Set down, exactly as written, the line containing "Parse this screenshot: output" and all the lines that follow it to the end of the entries below, omitting every picture.

======== WORKING DATA ========

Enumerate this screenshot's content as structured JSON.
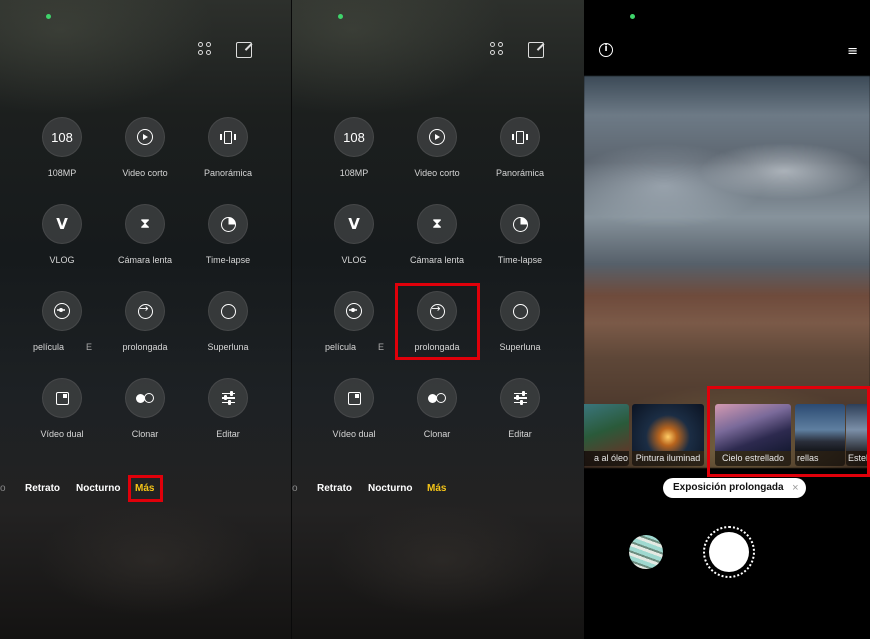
{
  "panel1": {
    "modes": [
      {
        "label": "108MP",
        "icon": "108"
      },
      {
        "label": "Video corto",
        "icon": "play-icon"
      },
      {
        "label": "Panorámica",
        "icon": "panorama-icon"
      },
      {
        "label": "VLOG",
        "icon": "vlog-icon"
      },
      {
        "label": "Cámara lenta",
        "icon": "hourglass-icon"
      },
      {
        "label": "Time-lapse",
        "icon": "timer-icon"
      },
      {
        "label": "película",
        "icon": "film-icon"
      },
      {
        "label": "prolongada",
        "icon": "long-exposure-icon"
      },
      {
        "label": "Superluna",
        "icon": "moon-icon"
      },
      {
        "label": "Vídeo dual",
        "icon": "dual-video-icon"
      },
      {
        "label": "Clonar",
        "icon": "clone-icon"
      },
      {
        "label": "Editar",
        "icon": "edit-sliders-icon"
      }
    ],
    "film_suffix": "E",
    "mode_bar": {
      "partial": "o",
      "retrato": "Retrato",
      "nocturno": "Nocturno",
      "mas": "Más"
    }
  },
  "panel2": {
    "modes": [
      {
        "label": "108MP",
        "icon": "108"
      },
      {
        "label": "Video corto",
        "icon": "play-icon"
      },
      {
        "label": "Panorámica",
        "icon": "panorama-icon"
      },
      {
        "label": "VLOG",
        "icon": "vlog-icon"
      },
      {
        "label": "Cámara lenta",
        "icon": "hourglass-icon"
      },
      {
        "label": "Time-lapse",
        "icon": "timer-icon"
      },
      {
        "label": "película",
        "icon": "film-icon"
      },
      {
        "label": "prolongada",
        "icon": "long-exposure-icon"
      },
      {
        "label": "Superluna",
        "icon": "moon-icon"
      },
      {
        "label": "Vídeo dual",
        "icon": "dual-video-icon"
      },
      {
        "label": "Clonar",
        "icon": "clone-icon"
      },
      {
        "label": "Editar",
        "icon": "edit-sliders-icon"
      }
    ],
    "film_suffix": "E",
    "mode_bar": {
      "partial": "o",
      "retrato": "Retrato",
      "nocturno": "Nocturno",
      "mas": "Más"
    }
  },
  "panel3": {
    "info_glyph": "i",
    "menu_glyph": "≡",
    "filters": [
      "a al óleo",
      "Pintura iluminad",
      "Cielo estrellado",
      "rellas",
      "Estel"
    ],
    "selected_filter": "Cielo estrellado",
    "chip_label": "Exposición prolongada",
    "chip_close": "×"
  },
  "colors": {
    "accent": "#f5c518",
    "highlight": "#e0000a",
    "status": "#3fd46b"
  }
}
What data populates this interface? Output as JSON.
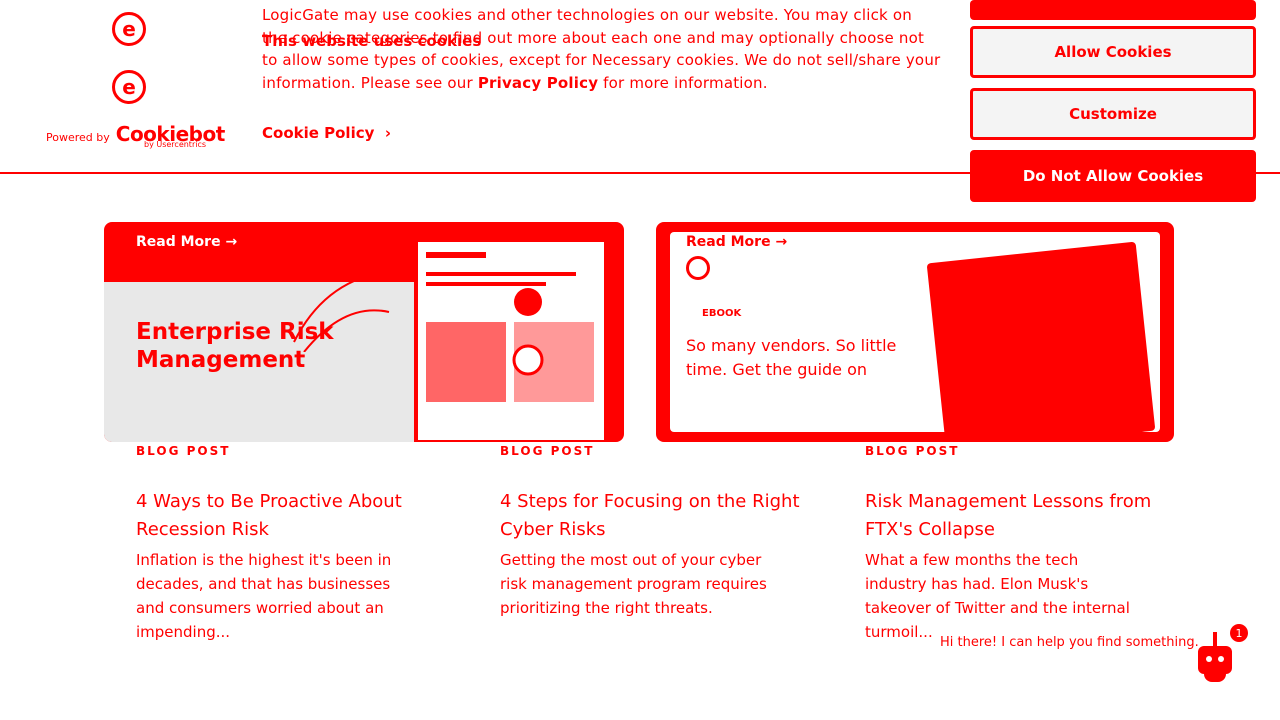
{
  "banner": {
    "title": "This website uses cookies",
    "text_start": "LogicGate may use cookies and other technologies on our website. You may click on the cookie categories to find out more about each one and may optionally choose not to allow some types of cookies, except for Necessary cookies.  We do not sell/share your information. Please see our ",
    "privacy_link": "Privacy Policy",
    "text_end": " for more information.",
    "cookie_policy_link": "Cookie Policy",
    "powered_by": "Powered by",
    "cookiebot": "Cookiebot",
    "by_usercentrics": "by Usercentrics"
  },
  "buttons": {
    "allow": "Allow Cookies",
    "customize": "Customize",
    "do_not_allow": "Do Not Allow Cookies"
  },
  "cards": {
    "card1": {
      "read_more": "Read More",
      "title": "Enterprise Risk Management"
    },
    "card2": {
      "read_more": "Read More",
      "eyebrow": "EBOOK",
      "text": "So many vendors. So little time. Get the guide on"
    }
  },
  "posts": [
    {
      "category": "BLOG POST",
      "title": "4 Ways to Be Proactive About Recession Risk",
      "excerpt": "Inflation is the highest it's been in decades, and that has businesses and consumers worried about an impending..."
    },
    {
      "category": "BLOG POST",
      "title": "4 Steps for Focusing on the Right Cyber Risks",
      "excerpt": "Getting the most out of your cyber risk management program requires prioritizing the right threats."
    },
    {
      "category": "BLOG POST",
      "title": "Risk Management Lessons from FTX's Collapse",
      "excerpt": "What a few months the tech industry has had.  Elon Musk's takeover of Twitter and the internal turmoil..."
    }
  ],
  "chat": {
    "greeting": "Hi there! I can help you find something.",
    "badge_count": "1"
  },
  "colors": {
    "accent": "#ff0000",
    "background": "#ffffff"
  }
}
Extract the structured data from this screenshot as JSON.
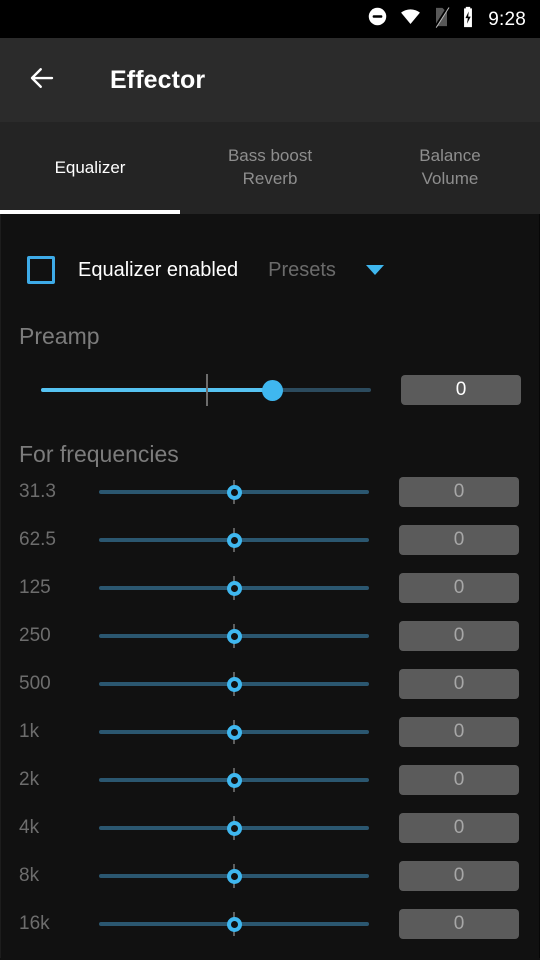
{
  "status_bar": {
    "icons": [
      {
        "name": "do-not-disturb-icon",
        "glyph": "dnd"
      },
      {
        "name": "wifi-icon",
        "glyph": "wifi"
      },
      {
        "name": "no-sim-icon",
        "glyph": "no-sim"
      },
      {
        "name": "battery-charging-icon",
        "glyph": "battery-charging"
      }
    ],
    "time": "9:28"
  },
  "app_bar": {
    "back_icon": "back-arrow-icon",
    "title": "Effector"
  },
  "tabs": [
    {
      "name": "tab-equalizer",
      "lines": [
        "Equalizer"
      ],
      "active": true
    },
    {
      "name": "tab-bass-boost-reverb",
      "lines": [
        "Bass boost",
        "Reverb"
      ],
      "active": false
    },
    {
      "name": "tab-balance-volume",
      "lines": [
        "Balance",
        "Volume"
      ],
      "active": false
    }
  ],
  "equalizer": {
    "enabled_label": "Equalizer enabled",
    "enabled_checked": false,
    "presets_label": "Presets",
    "dropdown_icon": "chevron-down-icon",
    "preamp": {
      "title": "Preamp",
      "value": "0",
      "slider_percent": 70
    },
    "frequencies_title": "For frequencies",
    "bands": [
      {
        "label": "31.3",
        "value": "0",
        "slider_percent": 50
      },
      {
        "label": "62.5",
        "value": "0",
        "slider_percent": 50
      },
      {
        "label": "125",
        "value": "0",
        "slider_percent": 50
      },
      {
        "label": "250",
        "value": "0",
        "slider_percent": 50
      },
      {
        "label": "500",
        "value": "0",
        "slider_percent": 50
      },
      {
        "label": "1k",
        "value": "0",
        "slider_percent": 50
      },
      {
        "label": "2k",
        "value": "0",
        "slider_percent": 50
      },
      {
        "label": "4k",
        "value": "0",
        "slider_percent": 50
      },
      {
        "label": "8k",
        "value": "0",
        "slider_percent": 50
      },
      {
        "label": "16k",
        "value": "0",
        "slider_percent": 50
      }
    ]
  },
  "colors": {
    "accent": "#3fb7ef",
    "accent_bright": "#56c3f2",
    "app_bar_bg": "#2b2b2b",
    "tab_bar_bg": "#242424",
    "content_bg": "#111111",
    "value_box_bg": "#5b5b5b"
  }
}
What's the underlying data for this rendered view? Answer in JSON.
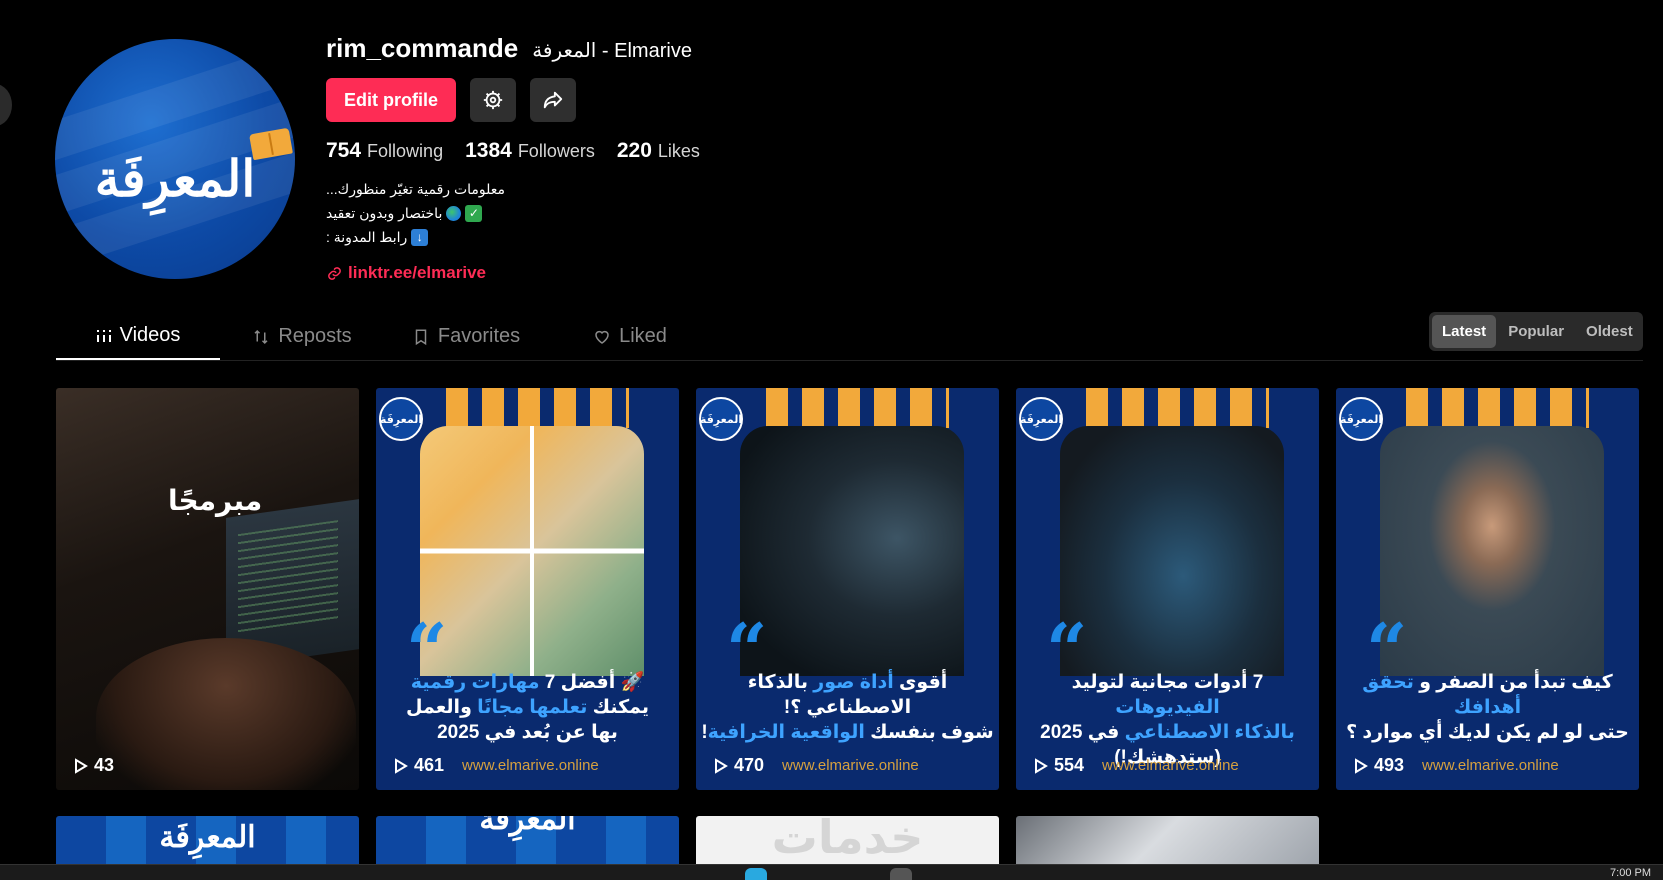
{
  "profile": {
    "username": "rim_commande",
    "nickname": "المعرفة - Elmarive",
    "avatar_text": "المعرِفَة",
    "edit_label": "Edit profile",
    "stats": [
      {
        "num": "754",
        "label": "Following"
      },
      {
        "num": "1384",
        "label": "Followers"
      },
      {
        "num": "220",
        "label": "Likes"
      }
    ],
    "bio": [
      "...معلومات رقمية تغيّر منظورك",
      "باختصار وبدون تعقيد",
      ": رابط المدونة"
    ],
    "link": "linktr.ee/elmarive",
    "accent": "#fe2c55"
  },
  "tabs": [
    "Videos",
    "Reposts",
    "Favorites",
    "Liked"
  ],
  "sort": [
    "Latest",
    "Popular",
    "Oldest"
  ],
  "videos": [
    {
      "views": "43",
      "overlay": "مبرمجًا"
    },
    {
      "views": "461",
      "site": "www.elmarive.online",
      "badge": "المعرِفَة",
      "title_hl1": "مهارات رقمية",
      "title_pre": "🚀 أفضل 7 ",
      "title_l2a": "يمكنك ",
      "title_hl2": "تعلمها مجانًا",
      "title_l2b": " والعمل",
      "title_l3": "بها عن بُعد في 2025"
    },
    {
      "views": "470",
      "site": "www.elmarive.online",
      "badge": "المعرِفَة",
      "title_pre": "أقوى ",
      "title_hl1": "أداة صور",
      "title_l1b": " بالذكاء الاصطناعي ؟!",
      "title_l2a": "شوف بنفسك ",
      "title_hl2": "الواقعية الخرافية",
      "title_l2b": "!"
    },
    {
      "views": "554",
      "site": "www.elmarive.online",
      "badge": "المعرِفَة",
      "title_pre": "7 أدوات مجانية لتوليد ",
      "title_hl1": "الفيديوهات",
      "title_hl2": "بالذكاء الاصطناعي",
      "title_l2b": " في 2025",
      "title_l3": "(ستدهشك!)"
    },
    {
      "views": "493",
      "site": "www.elmarive.online",
      "badge": "المعرِفَة",
      "title_pre": "كيف تبدأ من الصفر و ",
      "title_hl1": "تحقق أهدافك",
      "title_l2a": "حتى لو لم يكن لديك أي موارد ؟"
    }
  ],
  "row2": [
    {
      "label": "المعرِفَة"
    },
    {
      "label": "المعرِفَة"
    },
    {
      "label": "خدمات"
    },
    {
      "label": ""
    }
  ],
  "taskbar": {
    "time": "7:00 PM"
  }
}
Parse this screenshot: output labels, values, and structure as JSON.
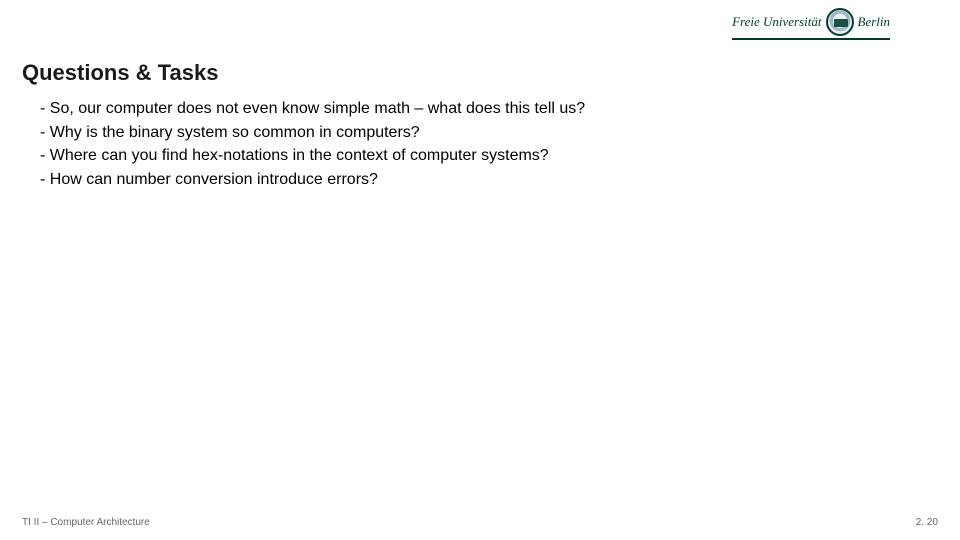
{
  "header": {
    "logo_left": "Freie Universität",
    "logo_right": "Berlin"
  },
  "title": "Questions & Tasks",
  "bullets": [
    "- So, our computer does not even know simple math – what does this tell us?",
    "- Why is the binary system so common in computers?",
    "- Where can you find hex-notations in the context of computer systems?",
    "- How can number conversion introduce errors?"
  ],
  "footer": {
    "left": "TI II – Computer Architecture",
    "right": "2. 20"
  }
}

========

§ **SOLUTION TO THE PROBLEM**
Parse this screenshot: output labels, values, and structure as JSON.
{
  "header": {
    "logo_left": "Freie Universität",
    "logo_right": "Berlin"
  },
  "title": "Questions & Tasks",
  "bullets": [
    "- So, our computer does not even know simple math – what does this tell us?",
    "- Why is the binary system so common in computers?",
    "- Where can you find hex-notations in the context of computer systems?",
    "- How can number conversion introduce errors?"
  ],
  "footer": {
    "left": "TI II – Computer Architecture",
    "right": "2. 20"
  }
}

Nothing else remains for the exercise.